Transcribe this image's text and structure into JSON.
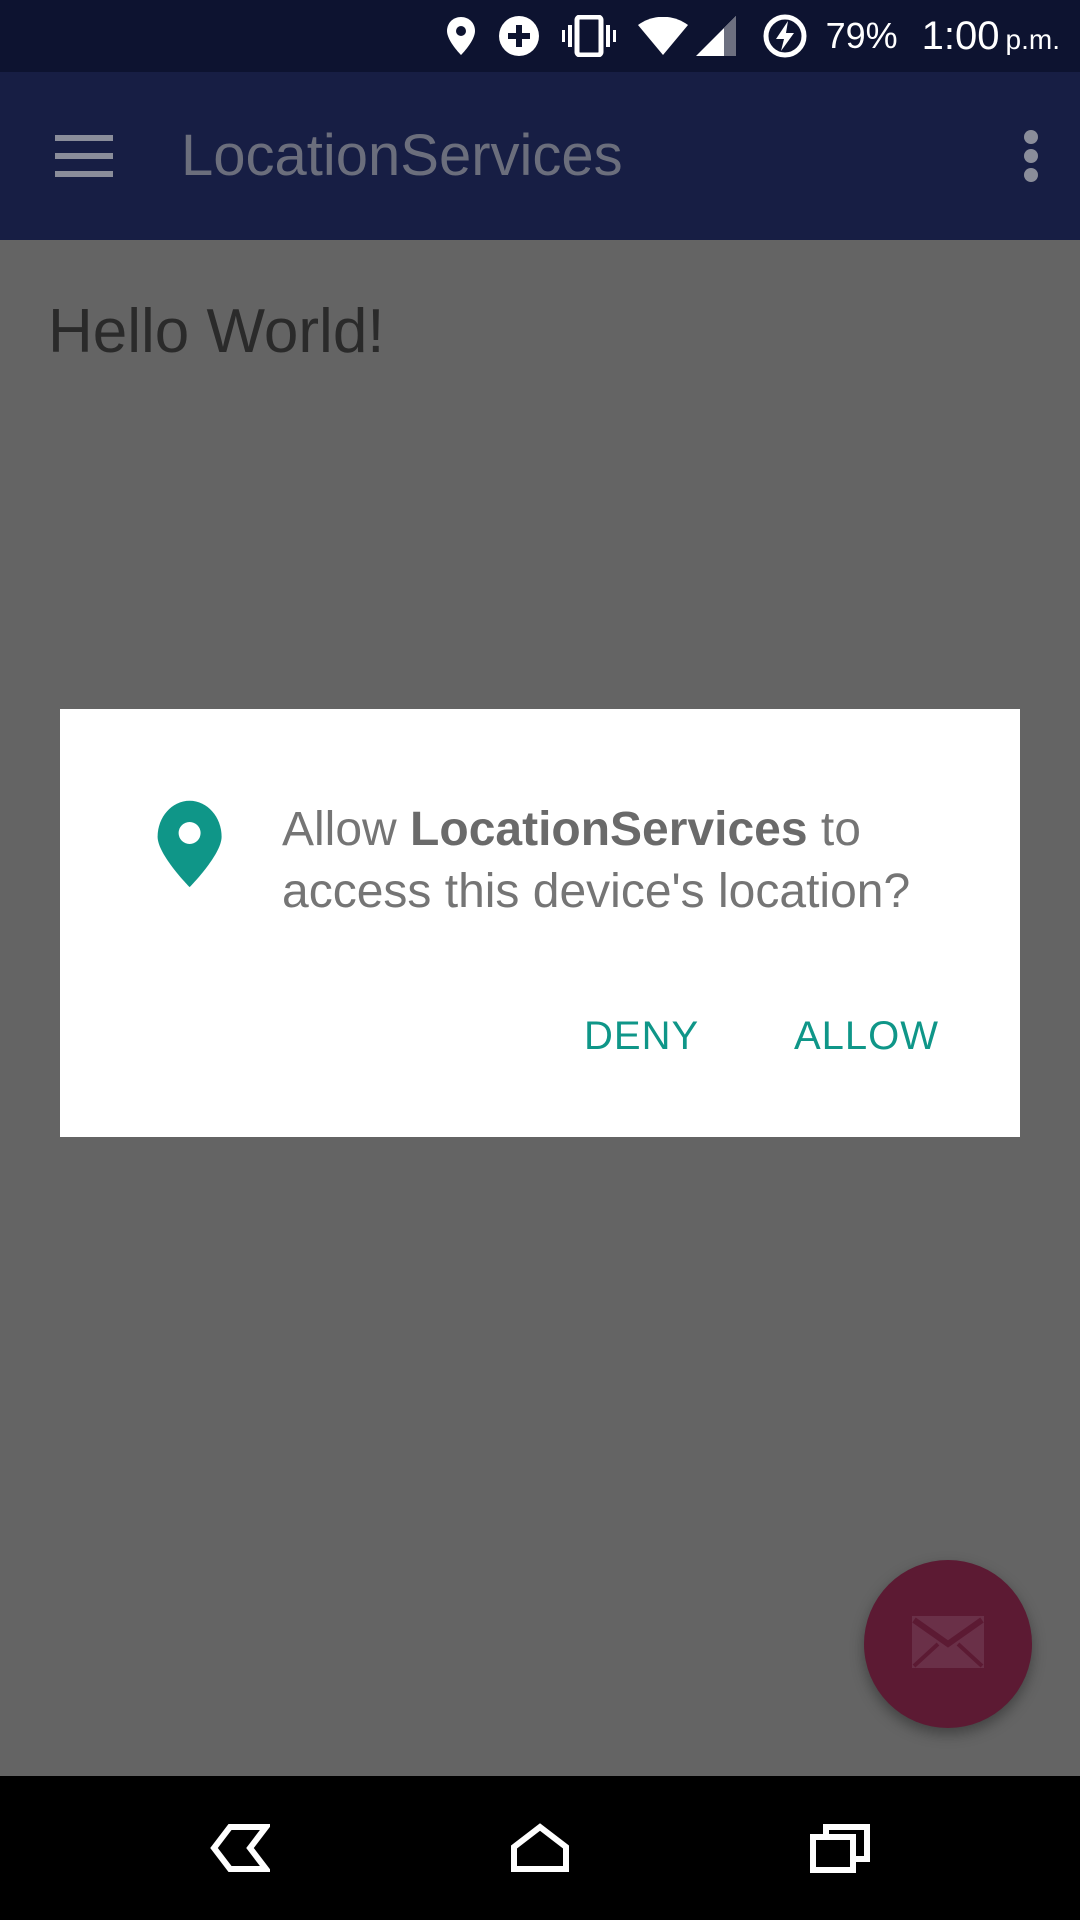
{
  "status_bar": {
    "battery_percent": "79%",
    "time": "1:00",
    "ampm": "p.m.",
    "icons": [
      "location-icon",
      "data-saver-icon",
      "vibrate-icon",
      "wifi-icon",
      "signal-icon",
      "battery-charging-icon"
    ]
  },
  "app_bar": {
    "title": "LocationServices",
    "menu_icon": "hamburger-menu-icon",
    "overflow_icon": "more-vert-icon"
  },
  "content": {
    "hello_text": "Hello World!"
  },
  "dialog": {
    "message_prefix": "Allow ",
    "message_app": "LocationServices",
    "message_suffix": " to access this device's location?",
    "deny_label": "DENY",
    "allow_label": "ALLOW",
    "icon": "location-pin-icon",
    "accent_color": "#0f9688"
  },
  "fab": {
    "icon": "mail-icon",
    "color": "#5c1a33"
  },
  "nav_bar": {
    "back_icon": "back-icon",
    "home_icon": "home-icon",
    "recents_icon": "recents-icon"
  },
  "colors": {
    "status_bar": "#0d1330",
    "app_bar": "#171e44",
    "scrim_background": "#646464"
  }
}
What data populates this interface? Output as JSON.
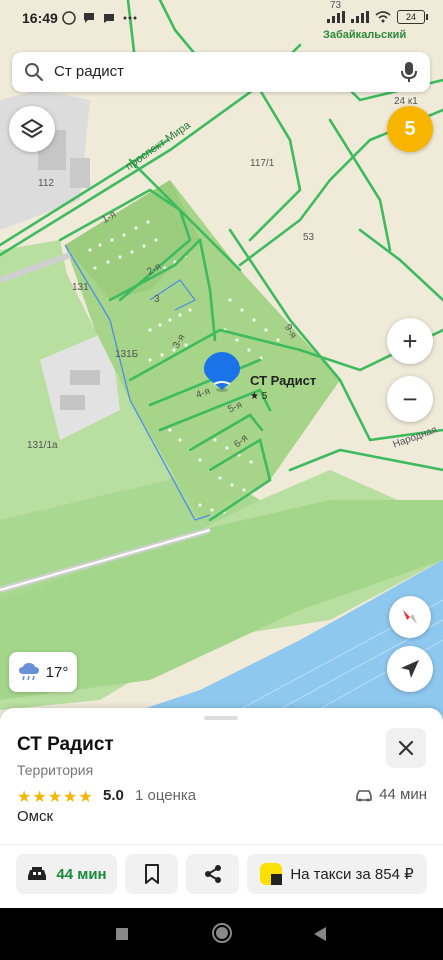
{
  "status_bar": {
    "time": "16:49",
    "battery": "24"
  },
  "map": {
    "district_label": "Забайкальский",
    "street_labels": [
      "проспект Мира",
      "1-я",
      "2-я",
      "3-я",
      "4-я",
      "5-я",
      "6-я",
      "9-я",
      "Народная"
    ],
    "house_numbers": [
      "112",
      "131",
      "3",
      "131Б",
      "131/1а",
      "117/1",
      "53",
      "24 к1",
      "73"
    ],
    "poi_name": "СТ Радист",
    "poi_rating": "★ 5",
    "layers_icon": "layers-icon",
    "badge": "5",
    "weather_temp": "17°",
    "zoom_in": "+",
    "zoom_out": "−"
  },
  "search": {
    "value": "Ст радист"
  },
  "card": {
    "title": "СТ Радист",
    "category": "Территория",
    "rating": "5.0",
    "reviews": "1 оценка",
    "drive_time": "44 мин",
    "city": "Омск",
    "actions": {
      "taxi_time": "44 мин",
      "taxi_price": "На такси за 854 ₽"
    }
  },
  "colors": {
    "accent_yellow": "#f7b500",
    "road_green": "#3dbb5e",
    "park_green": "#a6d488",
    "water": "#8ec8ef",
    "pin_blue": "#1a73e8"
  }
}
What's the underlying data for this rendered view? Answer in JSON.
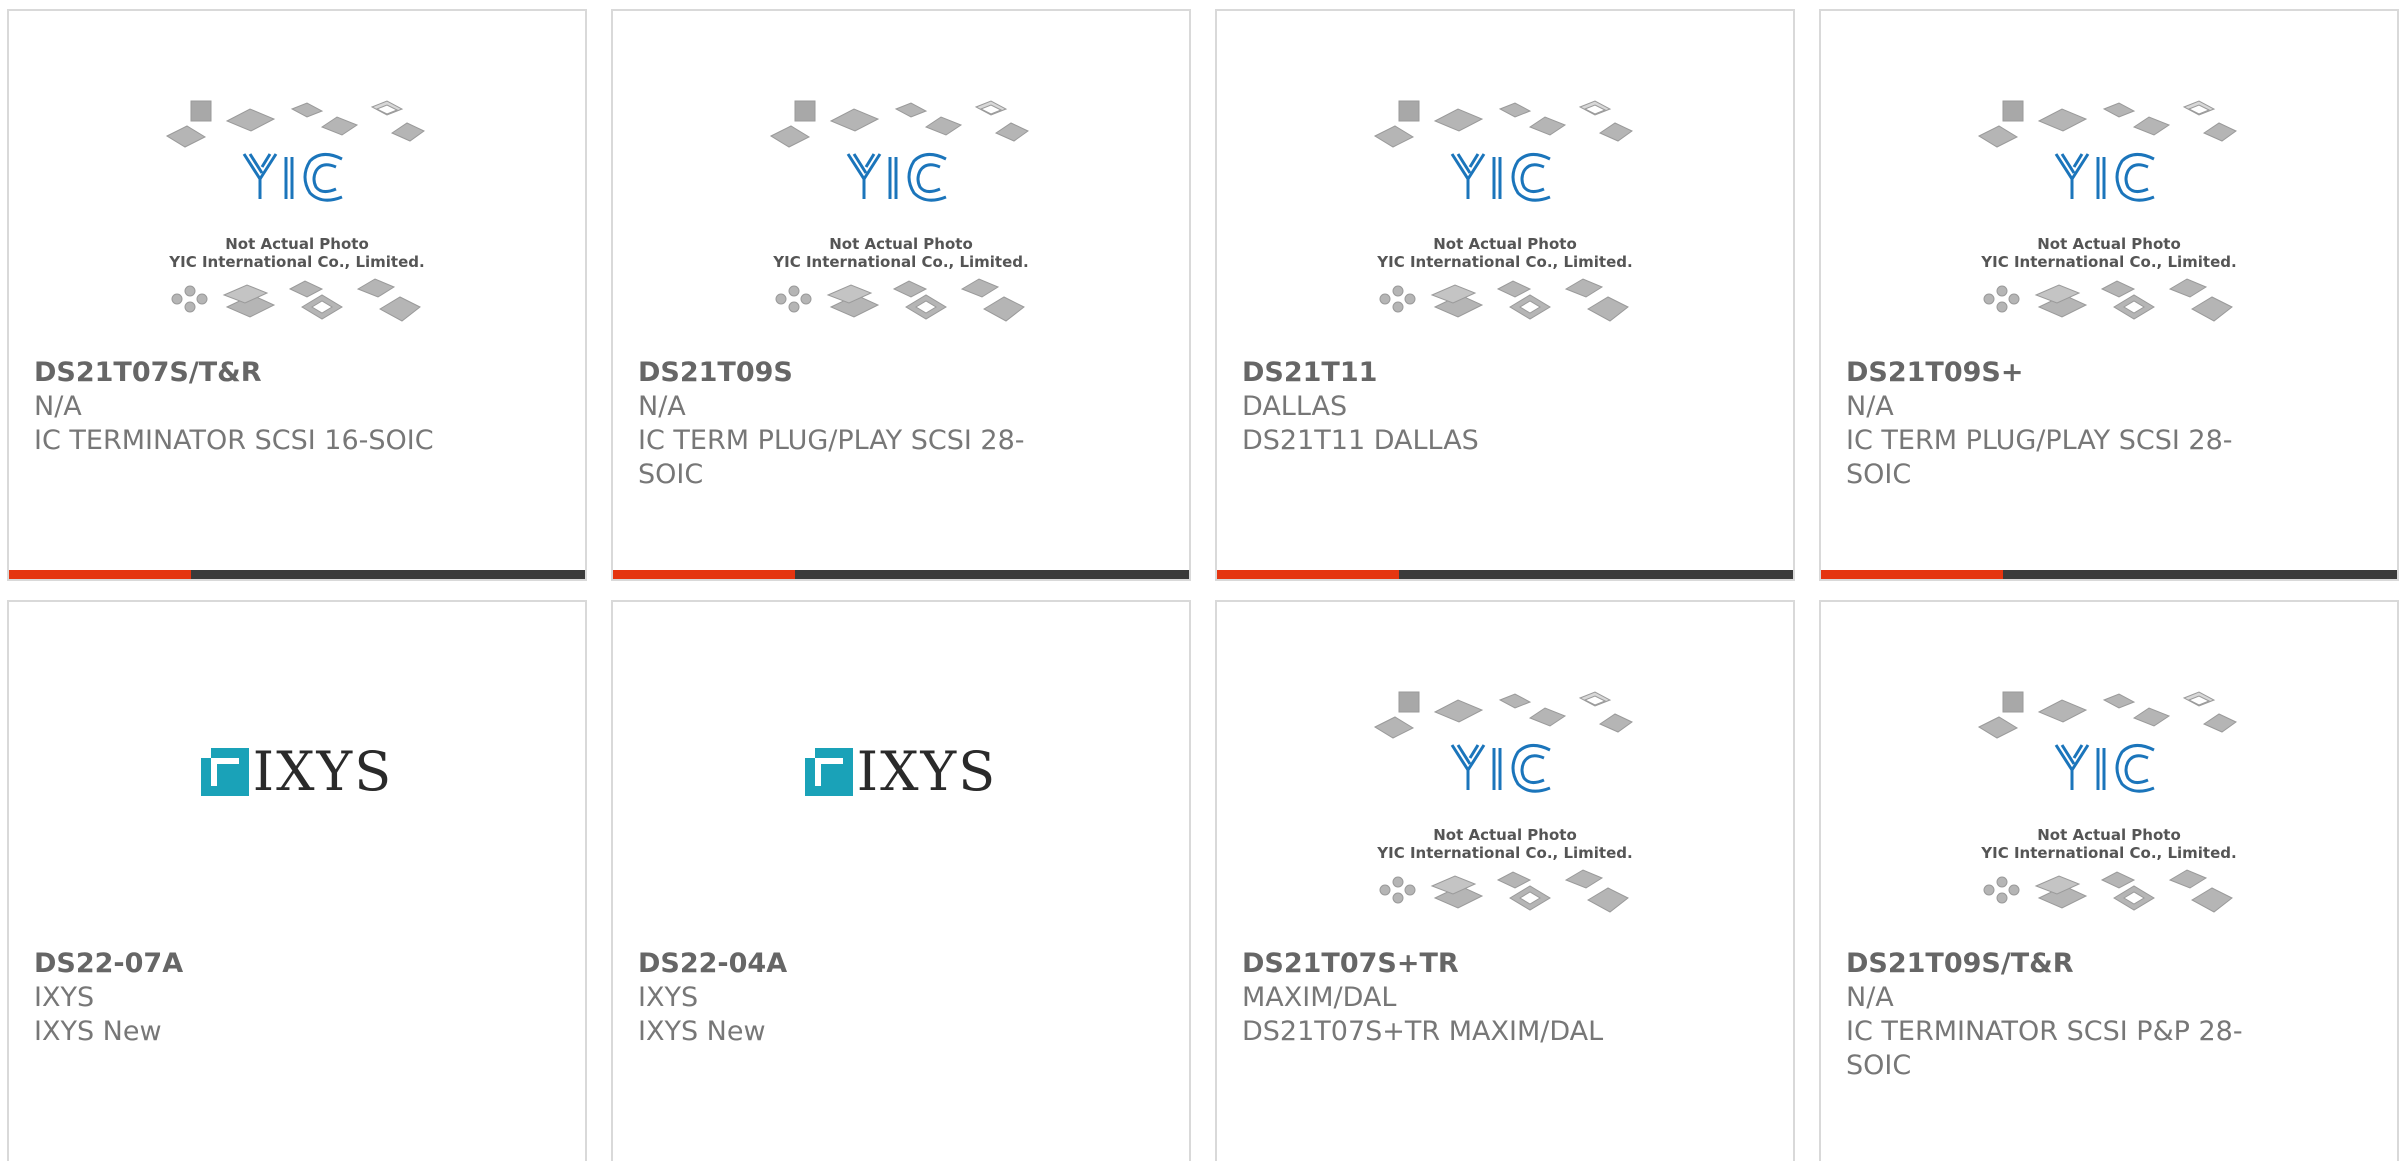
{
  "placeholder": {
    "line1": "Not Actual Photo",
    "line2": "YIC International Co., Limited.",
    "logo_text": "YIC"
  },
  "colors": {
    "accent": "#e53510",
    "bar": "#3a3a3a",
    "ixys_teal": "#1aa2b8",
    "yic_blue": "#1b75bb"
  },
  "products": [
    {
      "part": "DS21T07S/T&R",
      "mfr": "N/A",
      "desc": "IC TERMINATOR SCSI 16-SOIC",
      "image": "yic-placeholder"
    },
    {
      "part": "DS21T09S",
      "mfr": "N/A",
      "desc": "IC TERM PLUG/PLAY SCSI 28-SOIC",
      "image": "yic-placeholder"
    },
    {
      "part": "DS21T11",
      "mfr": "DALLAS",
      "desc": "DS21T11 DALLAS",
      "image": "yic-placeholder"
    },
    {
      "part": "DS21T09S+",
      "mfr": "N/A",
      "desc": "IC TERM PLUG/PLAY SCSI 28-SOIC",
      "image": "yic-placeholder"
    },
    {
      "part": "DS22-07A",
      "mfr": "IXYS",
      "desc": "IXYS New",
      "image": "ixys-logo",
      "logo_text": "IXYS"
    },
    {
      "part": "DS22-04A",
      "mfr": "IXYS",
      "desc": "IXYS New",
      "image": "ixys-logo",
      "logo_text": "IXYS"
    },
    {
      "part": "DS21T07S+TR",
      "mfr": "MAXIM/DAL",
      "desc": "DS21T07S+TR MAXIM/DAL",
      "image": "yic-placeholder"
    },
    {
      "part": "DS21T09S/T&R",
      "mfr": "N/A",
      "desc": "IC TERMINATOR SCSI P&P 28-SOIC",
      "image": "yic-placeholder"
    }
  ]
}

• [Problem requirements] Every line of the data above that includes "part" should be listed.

• [Exercise output]
      "part": "DS21T07S/T&R",
      "part": "DS21T09S",
      "part": "DS21T11",
      "part": "DS21T09S+",
      "part": "DS22-07A",
      "part": "DS22-04A",
      "part": "DS21T07S+TR",
      "part": "DS21T09S/T&R",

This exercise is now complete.